Sight Hounds for Coursing
Old Coursing Hounds
The famous Greek philosopher Aristotle (384 - 322BC), stated that if you cross the sleek hound of Southern Mediterranean with the broad mouthed mountain dog of Eurasia, you will procure pups which have the grace of the hound and the courage of the mountain dog. As millennia slipped by, Aristotle's advice became reality with the sport of hunting becoming popular with the European nobility.These people's wealth and passion influenced the selective breeding for distinct specialized hunting types of dogs.
Coursing Develops as a Sport
Coursing Hounds c 1450 AD
Louis IX (1214 - 1270 AD) introduced Gazehounds into Europe after he had hunted with them in the Holy Land. These were then known as Sight Hounds. As more millennia rolled by, the nobility enjoyed observing the speed of their dogs when chasing hare. This 'coursing' arguably founded the first canine sports.

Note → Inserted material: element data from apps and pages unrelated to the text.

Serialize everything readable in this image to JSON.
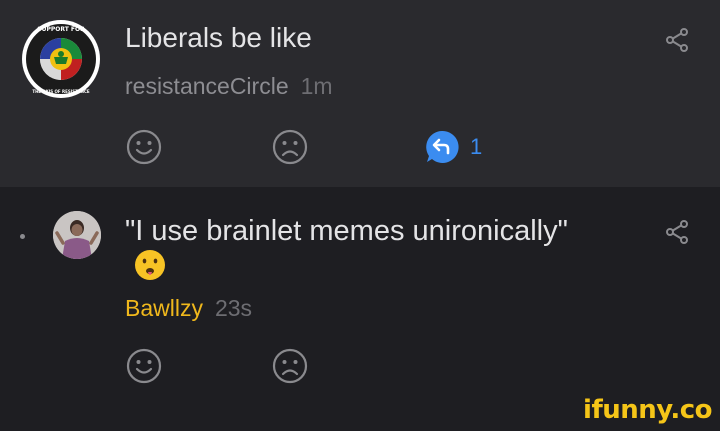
{
  "post": {
    "title": "Liberals be like",
    "author": "resistanceCircle",
    "time": "1m",
    "reply_count": "1",
    "badge_text_top": "SUPPORT FOR",
    "badge_text_bottom": "THE AXIS OF RESISTANCE"
  },
  "reply": {
    "text": "\"I use brainlet memes unironically\"",
    "author": "Bawllzy",
    "time": "23s"
  },
  "watermark": "ifunny.co",
  "colors": {
    "post_bg": "#2a2a2e",
    "reply_bg": "#1e1e22",
    "reply_accent": "#3b8cf0",
    "author_gold": "#f0b81c"
  }
}
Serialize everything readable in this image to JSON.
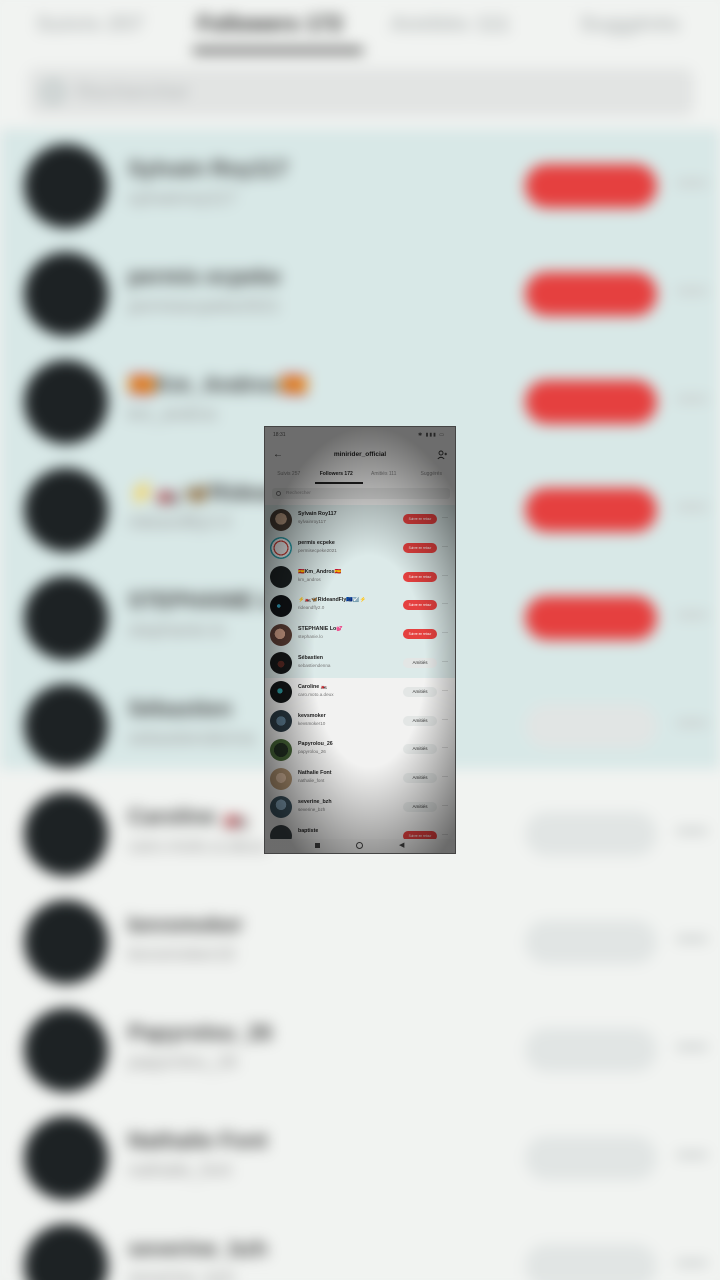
{
  "header": {
    "title": "minirider_official",
    "time": "18:31",
    "status_icons": "✱ ▮▮▮ ▭"
  },
  "tabs": [
    {
      "label": "Suivis 257"
    },
    {
      "label": "Followers 172"
    },
    {
      "label": "Amitiés 111"
    },
    {
      "label": "Suggérés"
    }
  ],
  "search": {
    "placeholder": "Rechercher"
  },
  "buttons": {
    "follow_back": "Suivre en retour",
    "friends": "Amitiés"
  },
  "followers": [
    {
      "name": "Sylvain Roy117",
      "username": "sylvainroy117",
      "button": "Suivre en retour",
      "highlighted": true
    },
    {
      "name": "permis ecpeke",
      "username": "permisecpeke2021",
      "button": "Suivre en retour",
      "highlighted": true
    },
    {
      "name": "🇪🇸Km_Andros🇪🇸",
      "username": "km_andros",
      "button": "Suivre en retour",
      "highlighted": true
    },
    {
      "name": "⚡🏍️🦋RideandFly🇪🇺☑️⚡",
      "username": "rideandfly2.0",
      "button": "Suivre en retour",
      "highlighted": true
    },
    {
      "name": "STEPHANIE Lo💕",
      "username": "stephanie.lo",
      "button": "Suivre en retour",
      "highlighted": true
    },
    {
      "name": "Sébastien",
      "username": "sebastiendenna",
      "button": "Amitiés",
      "highlighted": true
    },
    {
      "name": "Caroline 🏍️",
      "username": "caro.moto.a.deux",
      "button": "Amitiés",
      "highlighted": false
    },
    {
      "name": "kevsmoker",
      "username": "kevsmoker10",
      "button": "Amitiés",
      "highlighted": false
    },
    {
      "name": "Papyrolou_26",
      "username": "papyrolou_26",
      "button": "Amitiés",
      "highlighted": false
    },
    {
      "name": "Nathalie Font",
      "username": "nathalie_font",
      "button": "Amitiés",
      "highlighted": false
    },
    {
      "name": "severine_bzh",
      "username": "severine_bzh",
      "button": "Amitiés",
      "highlighted": false
    },
    {
      "name": "baptiste",
      "username": "",
      "button": "Suivre en retour",
      "highlighted": false
    }
  ],
  "background": {
    "tabs": [
      "Suivis 257",
      "Followers 172",
      "Amitiés 111",
      "Suggérés"
    ],
    "search_placeholder": "Rechercher",
    "rows": [
      {
        "name": "Sylvain Roy117",
        "username": "sylvainroy117",
        "button_color": "#e5403f"
      },
      {
        "name": "permis ecpeke",
        "username": "permisecpeke2021",
        "button_color": "#e5403f"
      },
      {
        "name": "🇪🇸Km_Andros🇪🇸",
        "username": "km_andros",
        "button_color": "#e5403f"
      },
      {
        "name": "⚡🏍️🦋RideandFly",
        "username": "rideandfly2.0",
        "button_color": "#e5403f"
      },
      {
        "name": "STEPHANIE Lo",
        "username": "stephanie.lo",
        "button_color": "#e5403f"
      },
      {
        "name": "Sébastien",
        "username": "sebastiendenna",
        "button_color": "#e1e5e4"
      },
      {
        "name": "Caroline 🏍️",
        "username": "caro.moto.a.deux",
        "button_color": "#e1e5e4"
      },
      {
        "name": "kevsmoker",
        "username": "kevsmoker10",
        "button_color": "#e1e5e4"
      },
      {
        "name": "Papyrolou_26",
        "username": "papyrolou_26",
        "button_color": "#e1e5e4"
      },
      {
        "name": "Nathalie Font",
        "username": "nathalie_font",
        "button_color": "#e1e5e4"
      },
      {
        "name": "severine_bzh",
        "username": "severine_bzh",
        "button_color": "#e1e5e4"
      }
    ]
  },
  "colors": {
    "accent_red": "#e5403f",
    "highlight_row": "#dceae9",
    "friends_button": "#e3e6e5"
  },
  "nav": {
    "back_glyph": "◀"
  }
}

Packs of different types of hounds, became popular throughout Europe but especially in France. By the 14th Century hunting, especially with Greyhounds had become respected amongst the European gentry. These hunts often went on for days. The 'Livre de Salle' a manual written by the Great Hunter of Inglostadt in Bavaria in 1418 gives a complete list of convents, abbeys or religious domiciles which, between specified dates were under obligation to receive and meet all expenses of entertainment and food. Typically the Duke's hunt would consist of 3 huntsmen of the nobility, 10 grooms men and/or servants, 5 horses and 45 dogs.
By the time of the French Revolution, 76 different types of hounds were described in France alone, each belonging to a particular area or estate.

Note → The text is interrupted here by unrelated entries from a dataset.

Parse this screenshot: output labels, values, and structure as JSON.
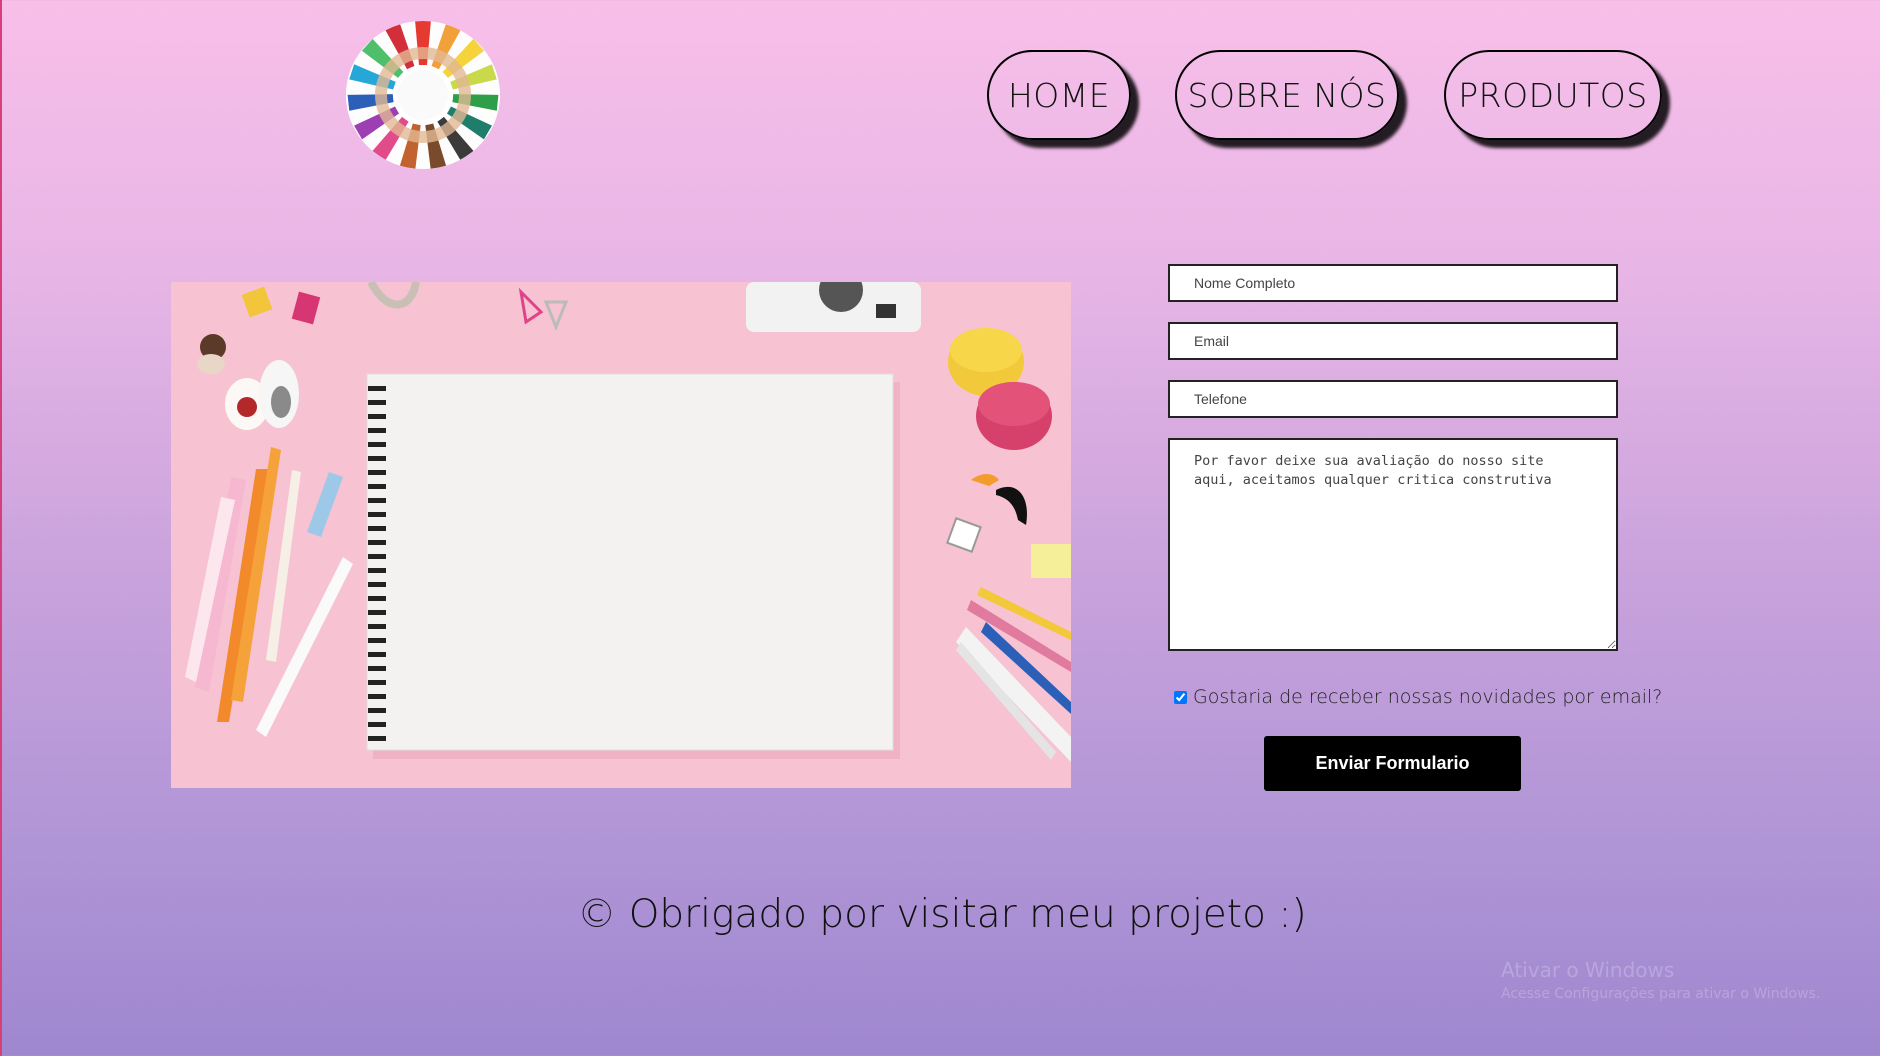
{
  "header": {
    "logo_alt": "logo",
    "nav": [
      {
        "label": "HOME"
      },
      {
        "label": "SOBRE NÓS"
      },
      {
        "label": "PRODUTOS"
      }
    ]
  },
  "hero": {
    "image_description": ""
  },
  "form": {
    "name_placeholder": "Nome Completo",
    "email_placeholder": "Email",
    "phone_placeholder": "Telefone",
    "message_placeholder": "Por favor deixe sua avaliação do nosso site aqui, aceitamos qualquer critica construtiva",
    "newsletter_label": "Gostaria de receber nossas novidades por email?",
    "newsletter_checked": true,
    "submit_label": "Enviar Formulario"
  },
  "footer": {
    "text": "© Obrigado por visitar meu projeto :)"
  },
  "watermark": {
    "title": "Ativar o Windows",
    "subtitle": "Acesse Configurações para ativar o Windows."
  },
  "colors": {
    "background_top": "#f8bfe9",
    "background_bottom": "#9f87cf",
    "button_bg": "#000000",
    "hero_bg": "#f6bfd1"
  }
}
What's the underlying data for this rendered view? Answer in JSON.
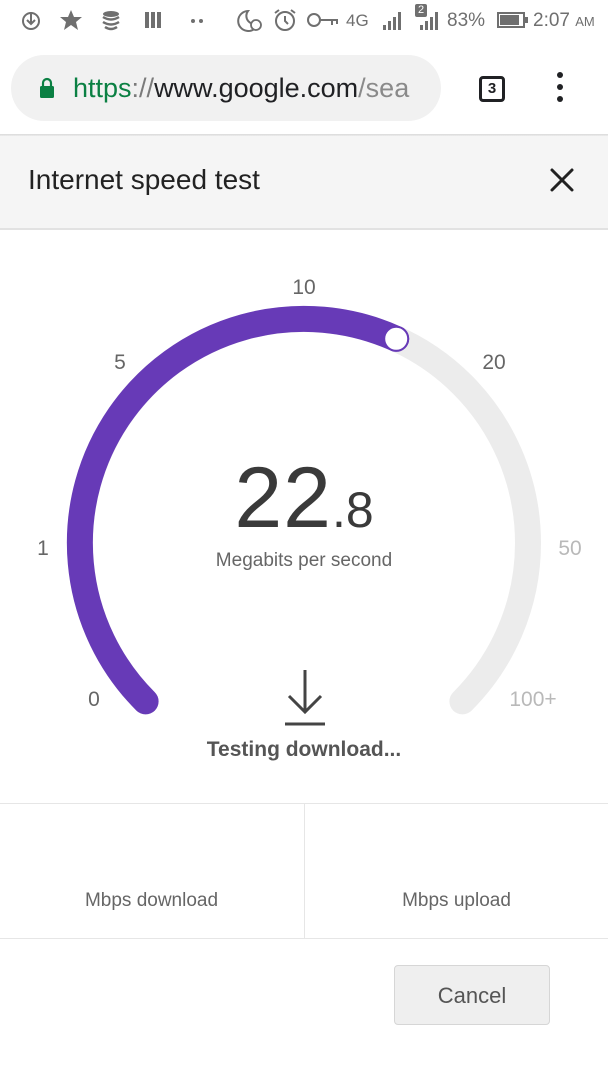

Based on this, the Sport of Coursing in Australia developed quite differently. At first a wallaby was used as the lure. Then hare, rabbits and foxes were introduced into our virgin countryside purely for use in this sport.
The Sight Hound (1570 AD)

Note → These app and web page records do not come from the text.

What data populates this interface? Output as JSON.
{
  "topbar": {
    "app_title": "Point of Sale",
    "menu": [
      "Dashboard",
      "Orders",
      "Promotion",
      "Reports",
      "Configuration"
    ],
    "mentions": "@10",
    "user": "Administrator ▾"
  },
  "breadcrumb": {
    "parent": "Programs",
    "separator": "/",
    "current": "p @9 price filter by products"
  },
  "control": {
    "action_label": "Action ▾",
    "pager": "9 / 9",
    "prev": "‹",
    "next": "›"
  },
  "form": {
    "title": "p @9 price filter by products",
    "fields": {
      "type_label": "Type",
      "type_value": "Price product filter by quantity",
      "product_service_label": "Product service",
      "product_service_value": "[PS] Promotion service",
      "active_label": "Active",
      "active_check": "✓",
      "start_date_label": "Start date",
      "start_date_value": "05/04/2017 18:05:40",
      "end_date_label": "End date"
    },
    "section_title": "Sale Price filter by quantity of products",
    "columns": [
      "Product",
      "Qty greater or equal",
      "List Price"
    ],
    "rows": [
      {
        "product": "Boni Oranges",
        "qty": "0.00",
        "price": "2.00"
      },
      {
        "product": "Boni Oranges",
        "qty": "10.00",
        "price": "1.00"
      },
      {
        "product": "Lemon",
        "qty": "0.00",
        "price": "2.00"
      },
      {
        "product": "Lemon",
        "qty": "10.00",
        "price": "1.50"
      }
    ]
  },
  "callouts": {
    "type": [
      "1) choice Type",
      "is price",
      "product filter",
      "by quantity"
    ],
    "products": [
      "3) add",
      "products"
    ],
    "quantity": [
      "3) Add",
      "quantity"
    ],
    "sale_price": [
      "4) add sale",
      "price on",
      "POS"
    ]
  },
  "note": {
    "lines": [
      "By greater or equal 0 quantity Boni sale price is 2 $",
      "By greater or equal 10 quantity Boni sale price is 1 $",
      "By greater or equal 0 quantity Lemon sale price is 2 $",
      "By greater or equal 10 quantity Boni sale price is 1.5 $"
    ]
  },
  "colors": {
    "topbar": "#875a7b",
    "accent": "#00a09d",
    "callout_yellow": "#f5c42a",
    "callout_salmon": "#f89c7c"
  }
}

In 1570, Dr. Johannes Caius called the Sight Hound that pursues prey by eye Gazehounds in his classification that was written in Latin and translated into English by A Fleming in 1576. The original translation of this important work is in my opinion too difficult to read to be printed in its original form. So it appears here as my interpretation in modern English:
This kind of dog pursues by eye, but not by using the nose to smell, excels using only its excellent sight. It hunts fox and hare by separating these from amongst a great flock or herd. It follows by eyesight when this is clear, constant, and not uncertain. If a fox or hare has been wounded, or if it returns to intermingle with the flock or herd, this dog finds it, leaving the rest of the cattle untouched. After he has seen it, he separates it from the flock or herd and never ceases until he has wearied the fox or hare to death. Our countrymen call this dog a Gaze Hound because his gaze or the beams of his sight are so steadfastly settled and immovably fastened.
These dogs usually occupy the Northern parts of England more than the Southern parts, and open fields rather than bushy and woody places. Horsemen use them more than hunters on foot, because they might provoke their horses to a swift gallop wherewith they are more delighted than with the prey itself and that they might accustom their horse to leap over hedges and ditches, without stop or stumble, without harm or hazard, without doubt or danger, and so escape with safeguard of life.
But if the riders feel they may harm themselves or their horses by swift pursuit being made upon the prey, they may prevent such perilous tempest by calling off the chase, or else by swift pursuit might overtake the dog and the prey and slaughter the prey themselves. If at any time the dog goes the wrong way, the master makes some sign or token to the dog which returns to the master. Then the chase begins again, and with a clear voice and a swift foot the dog follows the game with as much courage and nimbleness as he did at the beginning.
References and Further Reading
 Dr John Caius, "Of Englishe Dogges: The Diuersities, the Names, the Natures, and the Properties", London, 1576, translated into English by Abraham Fleming, Pages 13-14. The work was originally published in Latin in 1570 as "Johannes Caius, De Canibus Britannicis"
 Fernand Mery 'The Life, History and Magic of the Dog' Pub. 1970 Madison Square Press English Translation New York Chapter 3 Page 53